I developed these characters using the new Character Development Rules, and the Personality and Background suggestions in chapter four of the new Basic Game (Rules). Once I receive my new books I will further modify their development based on the new information available, but these are my initial attempts at character development for the game.
I will also be adding to these characters using rules I have developed such as those regarding Legacies and Heirlooms, but I will discuss those in future posts.
By the way I should add a note at this point that I am very, very pleased with the new Personality and Background guidelines and think that these guidelines have broad applications and implications well beyond D&D. They are simple but very well developed, logical, efficient, and functional guidelines and with just a modicum of effort could easily be adapted towards character development in fiction and literature or any number of other fields (screenwriting, for instance). I will later write an article of my review of how the new D&D approaches character development which is to me the most significant advance this edition makes to the overall game.
The very first two characters are very similar to me (in many ways) in both nature and in background.
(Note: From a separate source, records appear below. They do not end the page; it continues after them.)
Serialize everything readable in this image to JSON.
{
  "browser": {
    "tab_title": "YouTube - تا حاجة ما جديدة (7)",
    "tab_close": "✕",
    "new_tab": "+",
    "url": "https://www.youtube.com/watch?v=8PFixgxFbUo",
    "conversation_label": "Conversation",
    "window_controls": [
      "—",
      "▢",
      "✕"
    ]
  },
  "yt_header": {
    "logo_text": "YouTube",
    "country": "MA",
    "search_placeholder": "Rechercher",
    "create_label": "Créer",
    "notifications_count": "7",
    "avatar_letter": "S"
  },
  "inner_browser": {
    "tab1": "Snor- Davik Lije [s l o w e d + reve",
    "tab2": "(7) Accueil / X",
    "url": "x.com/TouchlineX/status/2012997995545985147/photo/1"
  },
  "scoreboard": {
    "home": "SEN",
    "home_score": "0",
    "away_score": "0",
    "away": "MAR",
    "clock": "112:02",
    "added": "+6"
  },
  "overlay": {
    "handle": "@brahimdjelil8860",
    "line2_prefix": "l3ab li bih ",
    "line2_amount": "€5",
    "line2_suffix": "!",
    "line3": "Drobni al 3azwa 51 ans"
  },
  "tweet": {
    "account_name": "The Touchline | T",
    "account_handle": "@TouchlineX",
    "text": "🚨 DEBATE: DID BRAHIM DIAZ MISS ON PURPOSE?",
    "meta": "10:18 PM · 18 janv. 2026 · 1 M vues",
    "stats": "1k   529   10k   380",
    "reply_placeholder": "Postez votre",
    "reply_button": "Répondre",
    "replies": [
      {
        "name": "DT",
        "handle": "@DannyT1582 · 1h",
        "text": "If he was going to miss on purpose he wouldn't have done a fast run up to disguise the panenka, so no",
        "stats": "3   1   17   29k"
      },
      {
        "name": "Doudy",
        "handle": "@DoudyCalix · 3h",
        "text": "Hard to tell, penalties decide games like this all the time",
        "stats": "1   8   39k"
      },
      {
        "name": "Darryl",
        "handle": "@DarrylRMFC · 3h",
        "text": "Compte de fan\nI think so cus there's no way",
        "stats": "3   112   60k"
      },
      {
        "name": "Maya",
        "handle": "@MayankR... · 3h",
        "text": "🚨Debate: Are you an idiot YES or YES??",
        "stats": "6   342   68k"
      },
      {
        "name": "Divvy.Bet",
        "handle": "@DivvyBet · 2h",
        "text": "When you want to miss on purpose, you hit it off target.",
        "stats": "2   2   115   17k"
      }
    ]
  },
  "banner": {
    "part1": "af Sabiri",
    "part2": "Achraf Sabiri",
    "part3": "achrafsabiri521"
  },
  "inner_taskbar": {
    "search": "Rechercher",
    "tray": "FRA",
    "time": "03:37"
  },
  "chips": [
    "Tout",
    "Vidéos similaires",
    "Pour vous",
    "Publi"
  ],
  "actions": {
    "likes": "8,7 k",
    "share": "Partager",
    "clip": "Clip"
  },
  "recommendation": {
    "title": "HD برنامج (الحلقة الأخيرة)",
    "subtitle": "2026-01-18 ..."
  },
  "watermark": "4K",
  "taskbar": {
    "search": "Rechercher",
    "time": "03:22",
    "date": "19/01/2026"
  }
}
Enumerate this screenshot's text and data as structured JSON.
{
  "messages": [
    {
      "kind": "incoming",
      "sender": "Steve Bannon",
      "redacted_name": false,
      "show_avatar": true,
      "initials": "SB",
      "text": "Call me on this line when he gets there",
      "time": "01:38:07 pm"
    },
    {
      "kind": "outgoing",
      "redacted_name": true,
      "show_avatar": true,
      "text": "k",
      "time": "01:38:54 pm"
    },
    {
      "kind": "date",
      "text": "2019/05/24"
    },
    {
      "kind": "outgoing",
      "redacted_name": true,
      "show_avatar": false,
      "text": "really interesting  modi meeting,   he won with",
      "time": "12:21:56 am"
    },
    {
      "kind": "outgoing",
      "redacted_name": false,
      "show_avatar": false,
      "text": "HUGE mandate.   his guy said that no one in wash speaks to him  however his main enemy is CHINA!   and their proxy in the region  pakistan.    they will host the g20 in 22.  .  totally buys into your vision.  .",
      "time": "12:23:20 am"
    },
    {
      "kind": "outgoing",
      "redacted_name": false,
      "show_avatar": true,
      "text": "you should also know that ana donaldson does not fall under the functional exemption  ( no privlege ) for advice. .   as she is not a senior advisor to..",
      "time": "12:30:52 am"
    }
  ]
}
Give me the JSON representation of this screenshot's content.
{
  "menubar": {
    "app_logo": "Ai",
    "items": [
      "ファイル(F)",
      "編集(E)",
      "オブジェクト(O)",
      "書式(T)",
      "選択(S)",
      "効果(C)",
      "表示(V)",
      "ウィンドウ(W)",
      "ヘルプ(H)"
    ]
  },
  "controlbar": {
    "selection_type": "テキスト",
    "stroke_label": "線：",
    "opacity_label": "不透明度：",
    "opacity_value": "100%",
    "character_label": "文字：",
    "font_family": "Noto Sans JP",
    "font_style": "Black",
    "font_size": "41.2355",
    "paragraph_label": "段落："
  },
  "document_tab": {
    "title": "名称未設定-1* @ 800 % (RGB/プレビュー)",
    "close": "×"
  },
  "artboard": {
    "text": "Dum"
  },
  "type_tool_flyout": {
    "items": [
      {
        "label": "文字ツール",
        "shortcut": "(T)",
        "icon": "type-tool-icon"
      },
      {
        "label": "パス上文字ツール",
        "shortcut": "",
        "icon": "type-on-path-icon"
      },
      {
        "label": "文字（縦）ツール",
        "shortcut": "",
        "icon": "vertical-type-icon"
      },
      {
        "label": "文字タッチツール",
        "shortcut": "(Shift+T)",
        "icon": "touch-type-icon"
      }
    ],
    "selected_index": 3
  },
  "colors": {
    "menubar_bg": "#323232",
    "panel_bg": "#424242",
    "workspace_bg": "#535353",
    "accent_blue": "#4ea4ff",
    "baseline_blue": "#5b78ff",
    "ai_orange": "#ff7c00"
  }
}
I haven’t rolled up any statistics for them as of yet but shall after I receive my first copy of the new Player’s Handbook.
As I said using these rules I have developed three new D&D characters – Talisfar the Bard, Okæn the Ranger/Rogue, and Endrêdge the Fighter/Warlock/Cleric.